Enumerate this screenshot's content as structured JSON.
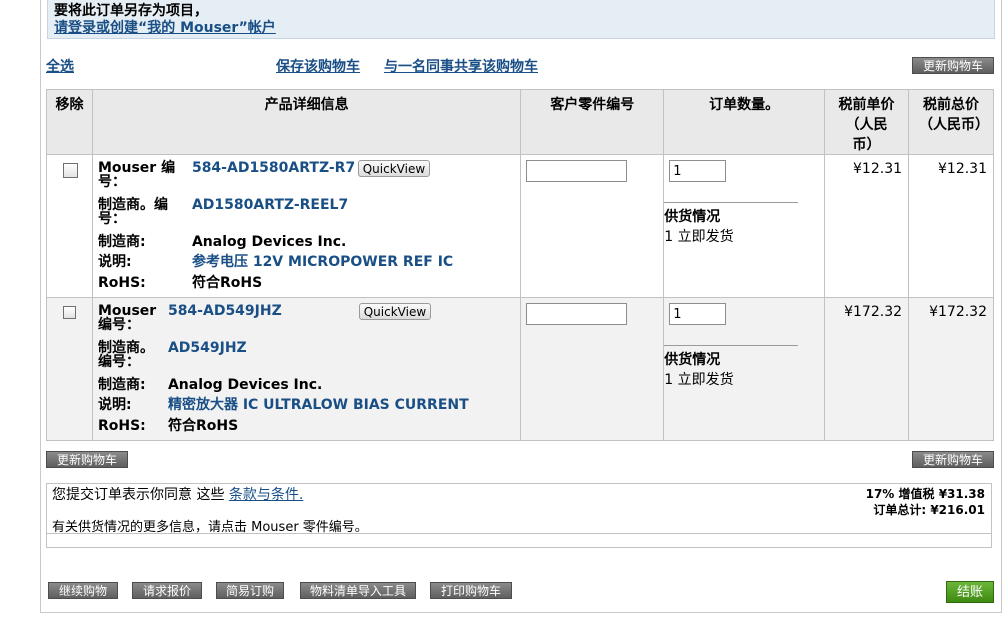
{
  "notice": {
    "line1": "要将此订单另存为项目，",
    "line2": "请登录或创建“我的 Mouser”帐户"
  },
  "toolbar": {
    "select_all": "全选",
    "save_cart": "保存该购物车",
    "share_cart": "与一名同事共享该购物车",
    "update_cart": "更新购物车"
  },
  "table": {
    "headers": {
      "remove": "移除",
      "product": "产品详细信息",
      "customer_part": "客户零件编号",
      "qty": "订单数量。",
      "unit_price": "税前单价（人民币）",
      "ext_price": "税前总价（人民币）"
    },
    "labels": {
      "mouser_no": "Mouser 编号：",
      "mfr_no": "制造商。编号：",
      "mfr": "制造商:",
      "desc": "说明:",
      "rohs": "RoHS:",
      "quickview": "QuickView",
      "availability": "供货情况"
    },
    "rows": [
      {
        "mouser_no": "584-AD1580ARTZ-R7",
        "mfr_no": "AD1580ARTZ-REEL7",
        "mfr": "Analog Devices Inc.",
        "desc": "参考电压 12V MICROPOWER REF IC",
        "rohs": "符合RoHS",
        "customer_part": "",
        "qty": "1",
        "availability": "1 立即发货",
        "unit_price": "¥12.31",
        "ext_price": "¥12.31"
      },
      {
        "mouser_no": "584-AD549JHZ",
        "mfr_no": "AD549JHZ",
        "mfr": "Analog Devices Inc.",
        "desc": "精密放大器 IC ULTRALOW BIAS CURRENT",
        "rohs": "符合RoHS",
        "customer_part": "",
        "qty": "1",
        "availability": "1 立即发货",
        "unit_price": "¥172.32",
        "ext_price": "¥172.32"
      }
    ]
  },
  "footer": {
    "terms_prefix": "您提交订单表示你同意 这些",
    "terms_link": "条款与条件.",
    "avail_note": "有关供货情况的更多信息，请点击 Mouser 零件编号。",
    "tax": "17% 增值税  ¥31.38",
    "total": "订单总计: ¥216.01"
  },
  "actions": {
    "continue": "继续购物",
    "quote": "请求报价",
    "easy_order": "简易订购",
    "bom_import": "物料清单导入工具",
    "print": "打印购物车",
    "checkout": "结账"
  },
  "colors": {
    "link": "#1a4f86",
    "button_gray": "#6f6f6f",
    "checkout_green": "#4f9a22"
  }
}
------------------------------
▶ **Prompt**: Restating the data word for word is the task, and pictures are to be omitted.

▶ **Final answer**:
Enumerate this screenshot's content as structured JSON.
{
  "notice": {
    "line1": "要将此订单另存为项目，",
    "line2": "请登录或创建“我的 Mouser”帐户"
  },
  "toolbar": {
    "select_all": "全选",
    "save_cart": "保存该购物车",
    "share_cart": "与一名同事共享该购物车",
    "update_cart": "更新购物车"
  },
  "table": {
    "headers": {
      "remove": "移除",
      "product": "产品详细信息",
      "customer_part": "客户零件编号",
      "qty": "订单数量。",
      "unit_price": "税前单价（人民币）",
      "ext_price": "税前总价（人民币）"
    },
    "labels": {
      "mouser_no": "Mouser 编号：",
      "mfr_no": "制造商。编号：",
      "mfr": "制造商:",
      "desc": "说明:",
      "rohs": "RoHS:",
      "quickview": "QuickView",
      "availability": "供货情况"
    },
    "rows": [
      {
        "mouser_no": "584-AD1580ARTZ-R7",
        "mfr_no": "AD1580ARTZ-REEL7",
        "mfr": "Analog Devices Inc.",
        "desc": "参考电压 12V MICROPOWER REF IC",
        "rohs": "符合RoHS",
        "customer_part": "",
        "qty": "1",
        "availability": "1 立即发货",
        "unit_price": "¥12.31",
        "ext_price": "¥12.31"
      },
      {
        "mouser_no": "584-AD549JHZ",
        "mfr_no": "AD549JHZ",
        "mfr": "Analog Devices Inc.",
        "desc": "精密放大器 IC ULTRALOW BIAS CURRENT",
        "rohs": "符合RoHS",
        "customer_part": "",
        "qty": "1",
        "availability": "1 立即发货",
        "unit_price": "¥172.32",
        "ext_price": "¥172.32"
      }
    ]
  },
  "footer": {
    "terms_prefix": "您提交订单表示你同意 这些",
    "terms_link": "条款与条件.",
    "avail_note": "有关供货情况的更多信息，请点击 Mouser 零件编号。",
    "tax": "17% 增值税  ¥31.38",
    "total": "订单总计: ¥216.01"
  },
  "actions": {
    "continue": "继续购物",
    "quote": "请求报价",
    "easy_order": "简易订购",
    "bom_import": "物料清单导入工具",
    "print": "打印购物车",
    "checkout": "结账"
  },
  "colors": {
    "link": "#1a4f86",
    "button_gray": "#6f6f6f",
    "checkout_green": "#4f9a22"
  }
}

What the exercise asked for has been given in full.